## Description of the task
Gather from the listing below each line that includes the word "true", and copy it.

## Dataset
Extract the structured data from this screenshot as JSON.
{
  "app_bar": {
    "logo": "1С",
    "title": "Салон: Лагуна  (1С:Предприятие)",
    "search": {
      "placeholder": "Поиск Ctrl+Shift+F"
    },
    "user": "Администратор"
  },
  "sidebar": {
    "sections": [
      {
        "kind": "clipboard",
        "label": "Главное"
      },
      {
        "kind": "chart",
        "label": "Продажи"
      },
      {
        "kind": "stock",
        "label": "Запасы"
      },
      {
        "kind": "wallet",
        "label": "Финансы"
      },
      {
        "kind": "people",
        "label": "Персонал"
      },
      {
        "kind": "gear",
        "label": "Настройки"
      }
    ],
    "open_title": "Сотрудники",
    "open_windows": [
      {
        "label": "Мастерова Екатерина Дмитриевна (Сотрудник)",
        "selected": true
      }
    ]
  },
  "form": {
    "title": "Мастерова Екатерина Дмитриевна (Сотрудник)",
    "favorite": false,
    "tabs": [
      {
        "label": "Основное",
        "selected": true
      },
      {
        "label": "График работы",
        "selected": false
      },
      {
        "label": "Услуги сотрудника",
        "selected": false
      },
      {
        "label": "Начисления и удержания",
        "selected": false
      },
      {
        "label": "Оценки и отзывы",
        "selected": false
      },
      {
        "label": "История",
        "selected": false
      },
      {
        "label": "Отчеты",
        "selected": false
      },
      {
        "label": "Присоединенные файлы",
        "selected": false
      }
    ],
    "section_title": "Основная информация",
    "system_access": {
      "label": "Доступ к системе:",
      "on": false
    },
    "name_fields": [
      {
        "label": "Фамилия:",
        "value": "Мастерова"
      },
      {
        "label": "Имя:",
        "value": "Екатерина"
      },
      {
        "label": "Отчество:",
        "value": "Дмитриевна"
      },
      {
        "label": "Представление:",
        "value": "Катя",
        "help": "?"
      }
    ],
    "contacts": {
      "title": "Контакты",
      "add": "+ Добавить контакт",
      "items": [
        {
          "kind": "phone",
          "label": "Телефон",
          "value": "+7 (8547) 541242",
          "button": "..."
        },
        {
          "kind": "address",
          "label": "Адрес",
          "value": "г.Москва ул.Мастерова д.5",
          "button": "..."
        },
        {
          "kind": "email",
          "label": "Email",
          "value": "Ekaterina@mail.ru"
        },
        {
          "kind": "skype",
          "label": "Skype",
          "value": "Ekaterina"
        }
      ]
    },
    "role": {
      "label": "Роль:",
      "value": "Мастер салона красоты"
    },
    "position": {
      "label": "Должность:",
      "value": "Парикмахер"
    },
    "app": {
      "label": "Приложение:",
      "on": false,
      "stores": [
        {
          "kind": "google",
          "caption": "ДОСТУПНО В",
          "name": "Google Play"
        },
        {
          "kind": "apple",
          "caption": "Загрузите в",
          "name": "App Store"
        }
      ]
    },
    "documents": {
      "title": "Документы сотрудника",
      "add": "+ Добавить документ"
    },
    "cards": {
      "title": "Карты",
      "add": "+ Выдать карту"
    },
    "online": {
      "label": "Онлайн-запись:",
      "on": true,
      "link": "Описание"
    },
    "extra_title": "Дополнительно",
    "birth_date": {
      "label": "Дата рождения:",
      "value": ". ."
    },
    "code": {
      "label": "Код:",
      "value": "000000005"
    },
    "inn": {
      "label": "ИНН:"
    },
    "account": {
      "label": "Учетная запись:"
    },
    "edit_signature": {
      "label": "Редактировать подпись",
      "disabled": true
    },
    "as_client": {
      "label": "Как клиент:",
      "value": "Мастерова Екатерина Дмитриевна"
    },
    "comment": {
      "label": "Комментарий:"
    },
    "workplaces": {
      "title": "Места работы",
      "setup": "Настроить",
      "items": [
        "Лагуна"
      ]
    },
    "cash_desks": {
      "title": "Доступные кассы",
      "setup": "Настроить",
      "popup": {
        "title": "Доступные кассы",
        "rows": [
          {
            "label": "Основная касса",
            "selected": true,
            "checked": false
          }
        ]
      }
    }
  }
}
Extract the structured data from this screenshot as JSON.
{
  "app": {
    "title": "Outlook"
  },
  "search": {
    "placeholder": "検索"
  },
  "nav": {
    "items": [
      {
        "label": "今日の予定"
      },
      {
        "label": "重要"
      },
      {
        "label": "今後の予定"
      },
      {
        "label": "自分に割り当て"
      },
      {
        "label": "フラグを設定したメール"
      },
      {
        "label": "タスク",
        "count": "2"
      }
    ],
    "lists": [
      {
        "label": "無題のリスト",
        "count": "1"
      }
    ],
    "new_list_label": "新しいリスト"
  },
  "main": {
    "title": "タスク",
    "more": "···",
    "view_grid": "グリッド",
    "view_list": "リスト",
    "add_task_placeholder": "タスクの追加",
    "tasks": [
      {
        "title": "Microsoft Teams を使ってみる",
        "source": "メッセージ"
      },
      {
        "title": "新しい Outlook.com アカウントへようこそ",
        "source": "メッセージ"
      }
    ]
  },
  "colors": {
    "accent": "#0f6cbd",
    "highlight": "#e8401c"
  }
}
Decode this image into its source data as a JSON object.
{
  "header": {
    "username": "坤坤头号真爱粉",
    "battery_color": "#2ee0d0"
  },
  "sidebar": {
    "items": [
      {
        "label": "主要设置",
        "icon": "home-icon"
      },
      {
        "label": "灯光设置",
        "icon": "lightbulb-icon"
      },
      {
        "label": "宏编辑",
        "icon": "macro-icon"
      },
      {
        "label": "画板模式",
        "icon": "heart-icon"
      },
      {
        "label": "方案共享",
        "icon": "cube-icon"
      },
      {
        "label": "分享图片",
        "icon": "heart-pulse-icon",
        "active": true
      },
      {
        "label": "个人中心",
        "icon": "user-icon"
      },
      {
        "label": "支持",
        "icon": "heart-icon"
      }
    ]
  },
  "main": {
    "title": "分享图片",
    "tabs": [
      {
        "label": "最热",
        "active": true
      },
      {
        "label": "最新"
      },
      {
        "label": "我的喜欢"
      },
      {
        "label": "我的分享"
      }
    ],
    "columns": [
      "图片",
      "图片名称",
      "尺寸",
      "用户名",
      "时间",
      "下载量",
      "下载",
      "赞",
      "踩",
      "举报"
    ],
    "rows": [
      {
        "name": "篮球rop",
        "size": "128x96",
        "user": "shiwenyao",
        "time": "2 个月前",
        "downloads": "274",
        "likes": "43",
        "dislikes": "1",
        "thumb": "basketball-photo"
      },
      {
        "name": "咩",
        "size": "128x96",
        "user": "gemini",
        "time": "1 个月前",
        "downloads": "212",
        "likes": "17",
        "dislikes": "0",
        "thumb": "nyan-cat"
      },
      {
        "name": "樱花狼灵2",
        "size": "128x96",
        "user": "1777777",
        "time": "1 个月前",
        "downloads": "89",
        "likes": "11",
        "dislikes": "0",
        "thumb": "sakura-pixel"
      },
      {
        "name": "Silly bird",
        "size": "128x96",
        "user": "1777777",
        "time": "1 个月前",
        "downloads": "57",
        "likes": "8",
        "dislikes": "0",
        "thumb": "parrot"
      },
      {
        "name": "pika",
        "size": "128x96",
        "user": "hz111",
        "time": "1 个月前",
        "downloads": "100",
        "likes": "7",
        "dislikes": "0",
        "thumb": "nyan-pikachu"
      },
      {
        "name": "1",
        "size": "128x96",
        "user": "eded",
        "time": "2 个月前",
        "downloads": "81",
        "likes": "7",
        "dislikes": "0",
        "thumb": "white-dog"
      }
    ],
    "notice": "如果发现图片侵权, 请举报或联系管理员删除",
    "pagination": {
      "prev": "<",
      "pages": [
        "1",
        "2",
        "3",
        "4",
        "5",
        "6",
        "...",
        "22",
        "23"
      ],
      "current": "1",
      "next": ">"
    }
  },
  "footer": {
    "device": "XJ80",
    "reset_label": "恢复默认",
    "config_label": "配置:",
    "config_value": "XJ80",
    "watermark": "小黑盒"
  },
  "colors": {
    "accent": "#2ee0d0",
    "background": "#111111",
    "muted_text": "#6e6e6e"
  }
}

## Written response
        "selected": true
        "selected": true
      "on": true,
      "disabled": true
            "selected": true,
        "active": true
        "active": true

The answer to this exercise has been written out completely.